Try it →
Check each line of the data below for the word "潮搭试戴", then extract the ones that have it.
--- Available data Enclosed Below ---
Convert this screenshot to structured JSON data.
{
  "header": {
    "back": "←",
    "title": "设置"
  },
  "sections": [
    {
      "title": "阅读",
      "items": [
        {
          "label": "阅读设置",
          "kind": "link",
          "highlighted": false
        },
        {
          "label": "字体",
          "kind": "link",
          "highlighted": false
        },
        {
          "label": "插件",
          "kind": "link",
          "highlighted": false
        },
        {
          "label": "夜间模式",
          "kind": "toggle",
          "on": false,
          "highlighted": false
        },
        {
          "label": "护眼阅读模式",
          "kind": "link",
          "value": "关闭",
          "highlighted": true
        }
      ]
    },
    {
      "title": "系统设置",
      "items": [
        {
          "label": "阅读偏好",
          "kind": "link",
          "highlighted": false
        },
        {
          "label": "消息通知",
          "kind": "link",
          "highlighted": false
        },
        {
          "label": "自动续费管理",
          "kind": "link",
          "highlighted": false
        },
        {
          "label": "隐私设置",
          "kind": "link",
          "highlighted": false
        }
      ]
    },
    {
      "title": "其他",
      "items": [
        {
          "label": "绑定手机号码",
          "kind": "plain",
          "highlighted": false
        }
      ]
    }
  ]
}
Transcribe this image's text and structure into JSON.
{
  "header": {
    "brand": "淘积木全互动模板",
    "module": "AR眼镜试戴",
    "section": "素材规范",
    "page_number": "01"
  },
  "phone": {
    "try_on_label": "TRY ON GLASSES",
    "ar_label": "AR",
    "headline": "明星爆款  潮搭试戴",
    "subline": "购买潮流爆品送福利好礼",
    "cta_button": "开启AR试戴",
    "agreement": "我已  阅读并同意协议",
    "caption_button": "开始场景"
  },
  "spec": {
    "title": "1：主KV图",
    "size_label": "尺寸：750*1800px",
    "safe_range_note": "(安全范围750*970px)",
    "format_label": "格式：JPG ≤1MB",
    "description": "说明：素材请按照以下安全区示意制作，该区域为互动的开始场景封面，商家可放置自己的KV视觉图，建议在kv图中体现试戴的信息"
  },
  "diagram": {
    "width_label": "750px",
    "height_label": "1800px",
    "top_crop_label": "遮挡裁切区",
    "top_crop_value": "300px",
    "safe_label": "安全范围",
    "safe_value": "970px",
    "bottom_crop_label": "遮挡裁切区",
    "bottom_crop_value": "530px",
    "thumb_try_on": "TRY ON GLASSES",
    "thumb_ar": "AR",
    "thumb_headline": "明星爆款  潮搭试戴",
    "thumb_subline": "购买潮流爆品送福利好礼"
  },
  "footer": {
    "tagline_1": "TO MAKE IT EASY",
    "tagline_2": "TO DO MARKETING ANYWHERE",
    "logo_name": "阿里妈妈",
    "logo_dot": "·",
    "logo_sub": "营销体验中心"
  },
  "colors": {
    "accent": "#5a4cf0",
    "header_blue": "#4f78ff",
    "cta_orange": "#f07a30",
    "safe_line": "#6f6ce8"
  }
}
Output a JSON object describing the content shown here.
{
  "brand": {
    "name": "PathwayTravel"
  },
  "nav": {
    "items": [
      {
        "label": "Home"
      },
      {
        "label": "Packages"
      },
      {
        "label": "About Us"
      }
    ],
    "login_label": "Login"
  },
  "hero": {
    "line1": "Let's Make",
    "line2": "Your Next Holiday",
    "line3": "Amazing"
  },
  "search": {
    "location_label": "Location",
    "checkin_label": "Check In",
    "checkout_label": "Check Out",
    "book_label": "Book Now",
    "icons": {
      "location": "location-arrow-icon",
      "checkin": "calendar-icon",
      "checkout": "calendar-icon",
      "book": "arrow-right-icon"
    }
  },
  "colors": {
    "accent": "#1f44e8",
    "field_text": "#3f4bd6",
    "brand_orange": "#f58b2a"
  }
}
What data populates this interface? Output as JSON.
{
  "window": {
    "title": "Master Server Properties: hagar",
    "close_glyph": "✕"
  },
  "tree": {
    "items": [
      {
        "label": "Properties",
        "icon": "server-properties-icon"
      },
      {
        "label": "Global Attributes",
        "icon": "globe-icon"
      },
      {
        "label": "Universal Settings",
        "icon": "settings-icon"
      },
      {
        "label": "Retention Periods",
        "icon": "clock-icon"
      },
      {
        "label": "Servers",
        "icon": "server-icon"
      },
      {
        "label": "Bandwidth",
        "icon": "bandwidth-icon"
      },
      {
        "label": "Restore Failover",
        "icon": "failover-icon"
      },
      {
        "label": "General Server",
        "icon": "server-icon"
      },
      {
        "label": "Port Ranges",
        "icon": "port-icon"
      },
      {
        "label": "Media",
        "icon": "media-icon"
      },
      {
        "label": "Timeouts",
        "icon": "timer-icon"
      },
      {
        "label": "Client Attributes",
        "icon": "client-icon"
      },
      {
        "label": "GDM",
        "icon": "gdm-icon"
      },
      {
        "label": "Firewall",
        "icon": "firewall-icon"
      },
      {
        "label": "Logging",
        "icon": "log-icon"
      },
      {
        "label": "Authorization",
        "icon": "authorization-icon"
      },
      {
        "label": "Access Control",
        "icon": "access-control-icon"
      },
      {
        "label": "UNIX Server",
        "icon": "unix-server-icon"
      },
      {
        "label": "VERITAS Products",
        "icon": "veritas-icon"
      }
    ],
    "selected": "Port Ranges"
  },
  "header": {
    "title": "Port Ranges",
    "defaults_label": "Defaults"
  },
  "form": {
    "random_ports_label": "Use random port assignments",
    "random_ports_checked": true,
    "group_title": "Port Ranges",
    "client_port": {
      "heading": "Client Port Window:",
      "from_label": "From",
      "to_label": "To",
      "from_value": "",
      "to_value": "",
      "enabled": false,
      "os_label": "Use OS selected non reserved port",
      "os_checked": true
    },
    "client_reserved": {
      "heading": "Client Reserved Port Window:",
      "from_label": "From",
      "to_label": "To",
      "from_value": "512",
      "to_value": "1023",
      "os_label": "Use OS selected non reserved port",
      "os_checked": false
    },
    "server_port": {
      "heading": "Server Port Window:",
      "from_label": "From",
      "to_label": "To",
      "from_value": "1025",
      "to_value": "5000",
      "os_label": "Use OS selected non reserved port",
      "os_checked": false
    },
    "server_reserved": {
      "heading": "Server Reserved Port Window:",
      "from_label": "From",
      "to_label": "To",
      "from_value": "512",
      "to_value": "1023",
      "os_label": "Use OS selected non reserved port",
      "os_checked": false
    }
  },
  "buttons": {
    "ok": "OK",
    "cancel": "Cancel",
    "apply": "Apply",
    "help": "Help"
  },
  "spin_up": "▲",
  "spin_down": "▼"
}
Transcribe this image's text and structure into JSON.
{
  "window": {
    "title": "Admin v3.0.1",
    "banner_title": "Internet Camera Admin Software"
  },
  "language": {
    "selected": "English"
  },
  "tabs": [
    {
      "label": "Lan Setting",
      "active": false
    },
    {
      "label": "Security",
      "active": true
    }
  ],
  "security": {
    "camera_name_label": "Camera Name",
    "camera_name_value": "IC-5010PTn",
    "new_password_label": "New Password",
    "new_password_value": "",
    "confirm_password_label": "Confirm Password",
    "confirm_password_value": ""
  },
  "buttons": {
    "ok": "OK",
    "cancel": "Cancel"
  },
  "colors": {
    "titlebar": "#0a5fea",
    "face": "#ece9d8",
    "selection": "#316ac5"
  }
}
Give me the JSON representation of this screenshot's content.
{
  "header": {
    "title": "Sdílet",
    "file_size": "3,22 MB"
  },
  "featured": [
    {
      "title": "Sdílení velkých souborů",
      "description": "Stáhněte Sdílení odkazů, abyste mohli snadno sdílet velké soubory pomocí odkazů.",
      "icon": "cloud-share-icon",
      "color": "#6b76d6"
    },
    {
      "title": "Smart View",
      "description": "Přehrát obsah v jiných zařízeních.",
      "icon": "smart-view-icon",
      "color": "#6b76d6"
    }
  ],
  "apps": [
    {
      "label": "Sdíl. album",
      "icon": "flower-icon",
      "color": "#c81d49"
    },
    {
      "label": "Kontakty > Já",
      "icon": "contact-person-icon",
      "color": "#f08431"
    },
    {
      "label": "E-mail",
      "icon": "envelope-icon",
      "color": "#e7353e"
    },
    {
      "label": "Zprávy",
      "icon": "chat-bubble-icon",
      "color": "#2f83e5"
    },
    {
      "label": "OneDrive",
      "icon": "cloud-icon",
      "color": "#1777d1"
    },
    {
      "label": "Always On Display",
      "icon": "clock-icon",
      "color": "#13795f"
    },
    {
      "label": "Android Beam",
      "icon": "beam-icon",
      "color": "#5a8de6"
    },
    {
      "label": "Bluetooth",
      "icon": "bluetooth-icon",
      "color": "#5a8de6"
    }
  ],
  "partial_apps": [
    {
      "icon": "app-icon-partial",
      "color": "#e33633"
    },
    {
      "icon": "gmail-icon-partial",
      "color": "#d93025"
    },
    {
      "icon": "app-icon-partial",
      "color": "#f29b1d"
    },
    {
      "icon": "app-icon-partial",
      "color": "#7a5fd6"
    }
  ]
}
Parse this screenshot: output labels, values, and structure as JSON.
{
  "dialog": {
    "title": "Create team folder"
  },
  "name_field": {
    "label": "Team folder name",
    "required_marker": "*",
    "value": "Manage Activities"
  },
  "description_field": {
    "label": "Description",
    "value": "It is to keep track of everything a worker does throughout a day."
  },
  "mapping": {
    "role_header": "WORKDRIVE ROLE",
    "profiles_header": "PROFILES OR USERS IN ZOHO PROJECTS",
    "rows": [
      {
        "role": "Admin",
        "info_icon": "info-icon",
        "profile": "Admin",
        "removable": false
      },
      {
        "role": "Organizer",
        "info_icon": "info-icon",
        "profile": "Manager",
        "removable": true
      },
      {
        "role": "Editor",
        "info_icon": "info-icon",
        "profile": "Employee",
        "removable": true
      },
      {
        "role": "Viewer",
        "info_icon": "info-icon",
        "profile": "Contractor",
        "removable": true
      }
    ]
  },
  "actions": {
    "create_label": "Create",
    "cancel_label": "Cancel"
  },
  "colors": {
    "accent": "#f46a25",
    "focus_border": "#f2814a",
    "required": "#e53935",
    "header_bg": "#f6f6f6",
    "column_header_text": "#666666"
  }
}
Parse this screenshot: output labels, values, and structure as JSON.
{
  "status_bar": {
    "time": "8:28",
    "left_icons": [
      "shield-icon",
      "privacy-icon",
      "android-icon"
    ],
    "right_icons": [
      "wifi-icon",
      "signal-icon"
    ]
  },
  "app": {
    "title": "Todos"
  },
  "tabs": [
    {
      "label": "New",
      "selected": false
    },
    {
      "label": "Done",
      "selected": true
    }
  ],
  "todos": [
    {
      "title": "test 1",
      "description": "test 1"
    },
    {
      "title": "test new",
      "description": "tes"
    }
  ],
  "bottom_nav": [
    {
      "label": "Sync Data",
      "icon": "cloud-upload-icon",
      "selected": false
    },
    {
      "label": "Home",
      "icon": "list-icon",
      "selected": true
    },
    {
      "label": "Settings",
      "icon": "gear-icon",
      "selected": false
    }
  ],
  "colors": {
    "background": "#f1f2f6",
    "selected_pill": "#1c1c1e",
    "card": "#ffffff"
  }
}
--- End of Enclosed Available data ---
Result →
    "headline": "明星爆款  潮搭试戴",
    "thumb_headline": "明星爆款  潮搭试戴",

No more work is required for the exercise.